Hawks Talk Podcast: Crawford's return, Saad's demotion and power play concerns


Hawks Talk Podcast: Crawford's return, Saad's demotion and power play concerns

In the latest Hawks Talk Podcast, Pat Boyle, Charlie Roumeliotis and Slavko Bekovic provide their thoughts on the Blackhawks’ 3-0-2 start.

They also discuss Brandon Saad’s demotion and whether it could serve as a wake-up call, Corey Crawford’s potential return on Thursday vs. Arizona and what could happen with Anton Forsberg because of it, and address the power play concerns.

The guys wrap up the podcast by making a few bold predictions going forward.

Listen to the full podcast here or via the embedded player below, and be sure to subscribe, rate us and write a review!

10 years with 'Coach Q' anything but ordinary

10 years with 'Coach Q' anything but ordinary

Over the last 10 years, the words “ordinary” and "OK" have taken on a new meaning to Blackhawks players and fans alike. 

That’s “Coach Q” speak. 

A language where “ordinary” means awful and “just OK” means you were a non-factor. The good news is the last 10 seasons under Joel Quenneville have been anything but ordinary at the United Center. 

On Oct. 16th, 2008, the Blackhawks let go of fan-favorite Denis Savard after a 1-2-1 start to the season and named Quenneville as head coach in his place. Quenneville coached the Colorado Avalanche the previous season, but after another disappointing exit in the Stanley Cup Playoffs, the two mutually parted ways. He had originally planned to stay away from the bench for at least a season, but the Blackhawks triumvirate of Rocky Wirtz, John McDonough and then-GM Dale Tallon brought Quenneville on as a scout and then handed him the keys to the car shortly after.

“Dale’s obligation is to put together a winning team,” said McDonough at Quenneville’s introductory press conference. “At this point, Joel is the coach of that team.”

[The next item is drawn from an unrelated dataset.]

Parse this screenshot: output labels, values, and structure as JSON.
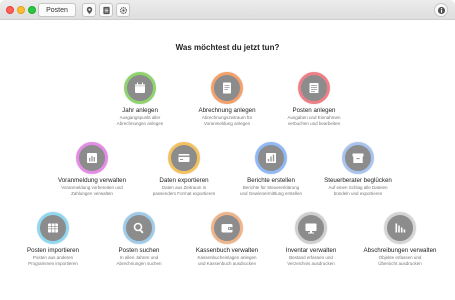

It was an emotional day at the Blackhawks offices. Savard – a Blackhawks legend on the ice and a coach the players held in high regard – was let go just as things started to turn upwards for the organization. The end of the 2007-2008 season saw the Blackhawks once again miss out on the playoffs, but the fans began to flock to the United Center once more, and the hype train around the young team built around Jonathan Toews and Patrick Kane was gaining steam.

“Moving forward, if we want to be a championship-caliber organization, we have to make tough decisions,” said Tallon. “This was the toughest decision I’ve ever had to make.” 

Savard was 65-66-16 in parts of three seasons as head coach of the Blackhawks. Meanwhile, Quenneville had compiled eight 95+ point seasons behind the bench for the Blues and Avalanche in his 11 years as a head coach.

“We felt the experience and the track record of Joel would be a balance that we needed with a young, inexperienced team,” said Tallon. "Joel brings us a wealth of experience and a winning track record that will have an immediate and lasting impact."

The gamble paid off for the Blackhawks in a major way. Once Quenneville took over, the team got to the sought-after next level. 

They finished the 08-09 season with 104 points, third-most in the NHL’s Western Conference, had a franchise-record setting 9-game win streak in the month of December and returned to the playoffs for the first time since the 2001-2002 season. The “young and inexperienced” Blackhawks took the league by storm, dropping the Calgary Flames in the first round of the playoffs in six games before taking down the rival Canucks in the next round.

They ultimately lost out to the Detroit Red Wings in the Western Conference Finals, but the bar was now set for the organization. From then on, the Blackhawks were Stanley Cup contenders. 

Quenneville currently ranks 2nd in franchise history with 449 wins, trailing only Billy Reay’s 516. 

But most importantly, Quenneville’s 76 playoff wins rank at the top in the organization’s long and storied history, and those three Stanley Cups that he’s raised over his head were anything but “ordinary.”